* EXERCISE DESCRIPTION
Return the records word for word. Pictures do not belong in the copy.

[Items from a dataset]

= Beginning of Section =

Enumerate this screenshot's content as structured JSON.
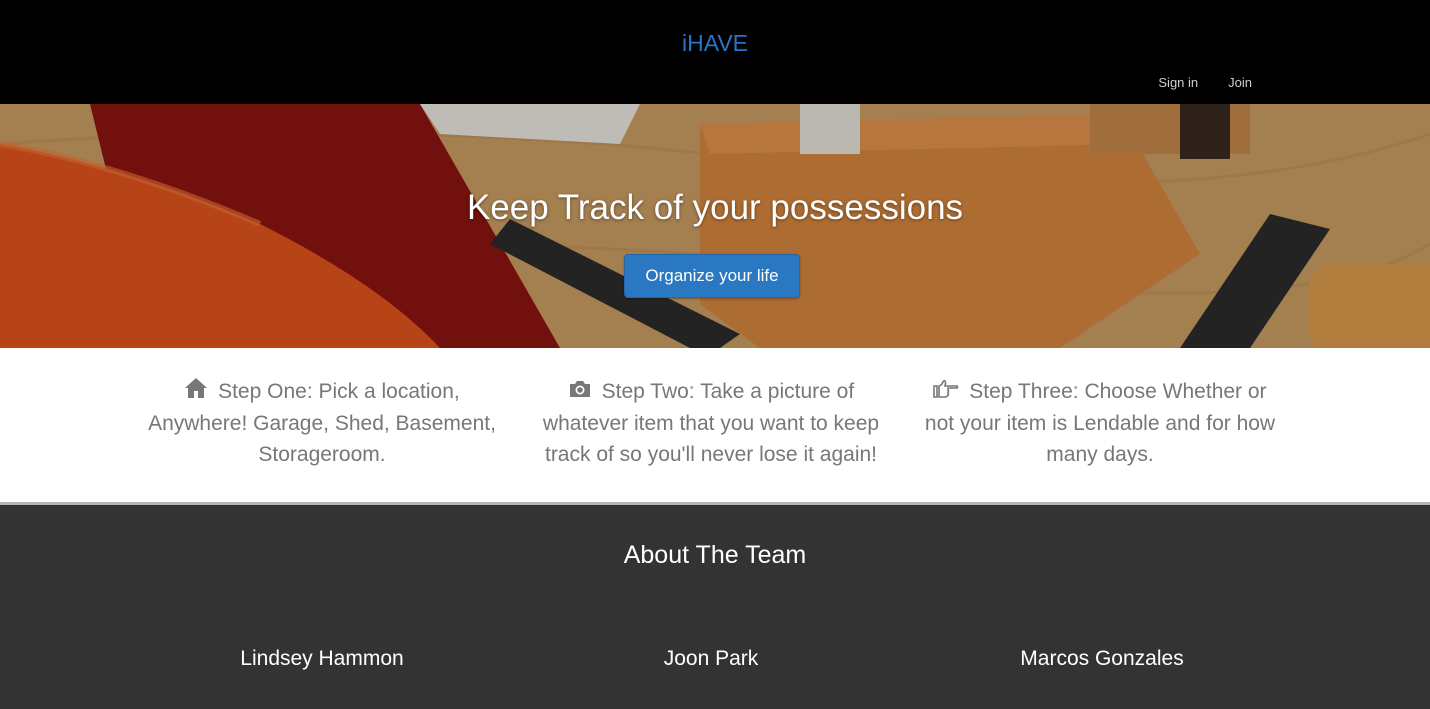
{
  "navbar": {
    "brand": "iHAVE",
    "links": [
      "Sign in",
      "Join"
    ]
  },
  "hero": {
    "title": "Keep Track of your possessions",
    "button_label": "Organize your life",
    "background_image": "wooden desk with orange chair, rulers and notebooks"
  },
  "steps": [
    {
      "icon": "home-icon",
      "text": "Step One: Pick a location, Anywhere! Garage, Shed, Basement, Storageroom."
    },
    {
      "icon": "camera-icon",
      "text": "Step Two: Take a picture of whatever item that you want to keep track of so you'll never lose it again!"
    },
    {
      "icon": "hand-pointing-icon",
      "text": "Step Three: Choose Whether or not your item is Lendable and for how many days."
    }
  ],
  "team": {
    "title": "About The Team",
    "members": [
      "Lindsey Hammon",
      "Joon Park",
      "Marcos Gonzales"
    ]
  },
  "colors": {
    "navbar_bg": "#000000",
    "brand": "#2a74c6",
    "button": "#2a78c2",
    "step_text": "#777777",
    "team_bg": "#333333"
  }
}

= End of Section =

* ANSWER FOR THIS EXERCISE
Enumerate this screenshot's content as structured JSON.
{
  "navbar": {
    "brand": "iHAVE",
    "links": [
      "Sign in",
      "Join"
    ]
  },
  "hero": {
    "title": "Keep Track of your possessions",
    "button_label": "Organize your life",
    "background_image": "wooden desk with orange chair, rulers and notebooks"
  },
  "steps": [
    {
      "icon": "home-icon",
      "text": "Step One: Pick a location, Anywhere! Garage, Shed, Basement, Storageroom."
    },
    {
      "icon": "camera-icon",
      "text": "Step Two: Take a picture of whatever item that you want to keep track of so you'll never lose it again!"
    },
    {
      "icon": "hand-pointing-icon",
      "text": "Step Three: Choose Whether or not your item is Lendable and for how many days."
    }
  ],
  "team": {
    "title": "About The Team",
    "members": [
      "Lindsey Hammon",
      "Joon Park",
      "Marcos Gonzales"
    ]
  },
  "colors": {
    "navbar_bg": "#000000",
    "brand": "#2a74c6",
    "button": "#2a78c2",
    "step_text": "#777777",
    "team_bg": "#333333"
  }
}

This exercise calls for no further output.